James Holzhauer did not end his Jeopardy! winning streak on purpose.
Holzhauer entered the game that aired Monday just $58,480 behind all-time earnings leader Ken Jennings. But after his loss was broadcast, he spent part of the night addressing a conspiracy theory that came to life on social media, claiming he intentionally threw the game against Paoli native Emma Boettcher so he could return home to his daughter.
Two moments during Monday’s game fueled the theory. The first happened during the contestant interviews with Alex Trebek, where the longtime Jeopardy! host thanked Holzhauer’s daughter for making him a “get well soon” card following his cancer diagnosis.

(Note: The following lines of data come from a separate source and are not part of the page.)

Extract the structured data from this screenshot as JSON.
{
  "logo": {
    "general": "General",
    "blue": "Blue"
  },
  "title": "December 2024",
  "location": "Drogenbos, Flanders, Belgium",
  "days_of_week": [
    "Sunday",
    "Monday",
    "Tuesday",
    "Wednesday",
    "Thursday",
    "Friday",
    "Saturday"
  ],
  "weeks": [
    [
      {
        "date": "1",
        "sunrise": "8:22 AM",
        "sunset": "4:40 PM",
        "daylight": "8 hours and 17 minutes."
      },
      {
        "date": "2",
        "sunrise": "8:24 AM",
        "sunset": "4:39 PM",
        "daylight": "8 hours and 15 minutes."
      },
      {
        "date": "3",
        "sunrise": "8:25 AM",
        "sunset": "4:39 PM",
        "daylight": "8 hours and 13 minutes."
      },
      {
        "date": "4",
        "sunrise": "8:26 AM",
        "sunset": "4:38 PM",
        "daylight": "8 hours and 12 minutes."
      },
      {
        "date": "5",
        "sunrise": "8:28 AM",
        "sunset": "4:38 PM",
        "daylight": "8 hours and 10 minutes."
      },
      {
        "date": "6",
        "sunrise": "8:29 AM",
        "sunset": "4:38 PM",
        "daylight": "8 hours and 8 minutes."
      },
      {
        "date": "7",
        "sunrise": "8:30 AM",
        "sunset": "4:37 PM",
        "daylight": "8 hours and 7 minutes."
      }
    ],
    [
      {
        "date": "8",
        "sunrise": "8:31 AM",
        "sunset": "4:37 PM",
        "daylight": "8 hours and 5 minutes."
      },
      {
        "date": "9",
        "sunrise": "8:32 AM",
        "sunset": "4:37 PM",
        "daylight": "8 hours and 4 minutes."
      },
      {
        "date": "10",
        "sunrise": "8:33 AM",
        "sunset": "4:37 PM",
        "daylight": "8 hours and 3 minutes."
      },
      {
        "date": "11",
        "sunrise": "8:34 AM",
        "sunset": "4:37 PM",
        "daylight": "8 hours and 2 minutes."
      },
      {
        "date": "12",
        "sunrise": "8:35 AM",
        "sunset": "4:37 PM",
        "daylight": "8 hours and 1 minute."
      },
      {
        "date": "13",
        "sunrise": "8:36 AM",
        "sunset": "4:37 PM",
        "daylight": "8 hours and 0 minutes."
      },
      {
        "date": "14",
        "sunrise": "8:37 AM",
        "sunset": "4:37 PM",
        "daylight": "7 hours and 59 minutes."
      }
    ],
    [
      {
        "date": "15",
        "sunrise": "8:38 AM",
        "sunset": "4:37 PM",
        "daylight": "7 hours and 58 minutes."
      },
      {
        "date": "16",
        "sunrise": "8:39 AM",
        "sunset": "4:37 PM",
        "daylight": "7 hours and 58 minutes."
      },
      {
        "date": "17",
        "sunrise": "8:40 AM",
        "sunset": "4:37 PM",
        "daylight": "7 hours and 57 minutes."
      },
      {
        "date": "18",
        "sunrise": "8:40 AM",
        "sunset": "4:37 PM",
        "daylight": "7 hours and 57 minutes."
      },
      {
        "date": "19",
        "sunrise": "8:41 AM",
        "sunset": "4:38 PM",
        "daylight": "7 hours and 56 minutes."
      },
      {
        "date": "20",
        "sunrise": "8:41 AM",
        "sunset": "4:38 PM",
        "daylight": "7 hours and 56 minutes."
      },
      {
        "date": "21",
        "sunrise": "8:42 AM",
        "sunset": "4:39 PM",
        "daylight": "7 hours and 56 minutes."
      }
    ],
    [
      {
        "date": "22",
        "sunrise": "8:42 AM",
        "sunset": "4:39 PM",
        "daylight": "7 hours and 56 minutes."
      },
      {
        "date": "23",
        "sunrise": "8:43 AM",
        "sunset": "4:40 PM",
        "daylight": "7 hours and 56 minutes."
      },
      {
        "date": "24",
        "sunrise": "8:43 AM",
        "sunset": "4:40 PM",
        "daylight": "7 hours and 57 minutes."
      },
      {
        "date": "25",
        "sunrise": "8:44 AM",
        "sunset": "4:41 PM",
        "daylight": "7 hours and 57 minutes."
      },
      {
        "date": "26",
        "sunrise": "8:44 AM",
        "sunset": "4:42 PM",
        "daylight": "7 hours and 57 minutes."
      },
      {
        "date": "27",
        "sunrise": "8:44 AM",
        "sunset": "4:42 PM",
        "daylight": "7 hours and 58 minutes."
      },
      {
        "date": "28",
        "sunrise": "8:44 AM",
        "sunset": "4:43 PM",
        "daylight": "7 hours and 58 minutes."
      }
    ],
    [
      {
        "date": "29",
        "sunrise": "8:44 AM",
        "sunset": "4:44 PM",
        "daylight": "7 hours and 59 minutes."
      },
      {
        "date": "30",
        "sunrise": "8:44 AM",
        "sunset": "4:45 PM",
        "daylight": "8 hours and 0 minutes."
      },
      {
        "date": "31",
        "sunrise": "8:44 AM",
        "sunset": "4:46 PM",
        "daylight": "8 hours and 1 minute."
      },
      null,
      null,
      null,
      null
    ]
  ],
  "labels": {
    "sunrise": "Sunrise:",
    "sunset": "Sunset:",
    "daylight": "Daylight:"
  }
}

Holzhauer had previously mentioned on Twitter his daughter’s desire for him to lose so they could throw a party, which some took as a signal he might want to leave the show.
But the theory received most of its fuel due to Holzhauer’s uncharacteristically low wager during Final Jeopardy.
Holzhauer entered the final round in second place, unfamiliar territory for the 34-year-old professional gambler. Holzhauer offered the correct question in the category of “Shakespeare’s Time” — “Who is Kit Marlowe?” — but despite having $23,400 to wager, he bet just $1,399.
In an interview with the Inquirer, Boettcher said she wasn’t surprised at all by Holzhauer’s low wager.
“I was studying wagering tutorials before I got on the show, and one of the things they’ll point out is, if you’re in second place going into Final Jeopardy … you have to strategize for the scenario where the person in first place gets the clue wrong, because that’s the way you’re going to win that game,” Boettcher said. “So I wasn’t surprised to see that small wager at all — I think it was exactly by the book.”
Boettcher went into Final Jeopardy with $26,600, a $3,200 lead over Holzhauer. She also answered the clue correctly and wagered $20,201, which gave her $46,801 — one dollar more than if Holzhauer had risked all his earnings.
With Holzhauer’s run over, the only contestant he still has to face is Uncle Sam. According to Robert Raiola, the director of sports and entertainment practice at the accounting firm PKF O’Connor Davies, Holzhauer will take home about $1.29 million of the $2.46 million he earned on the show, which amounts to a tax rate of about 48 percent.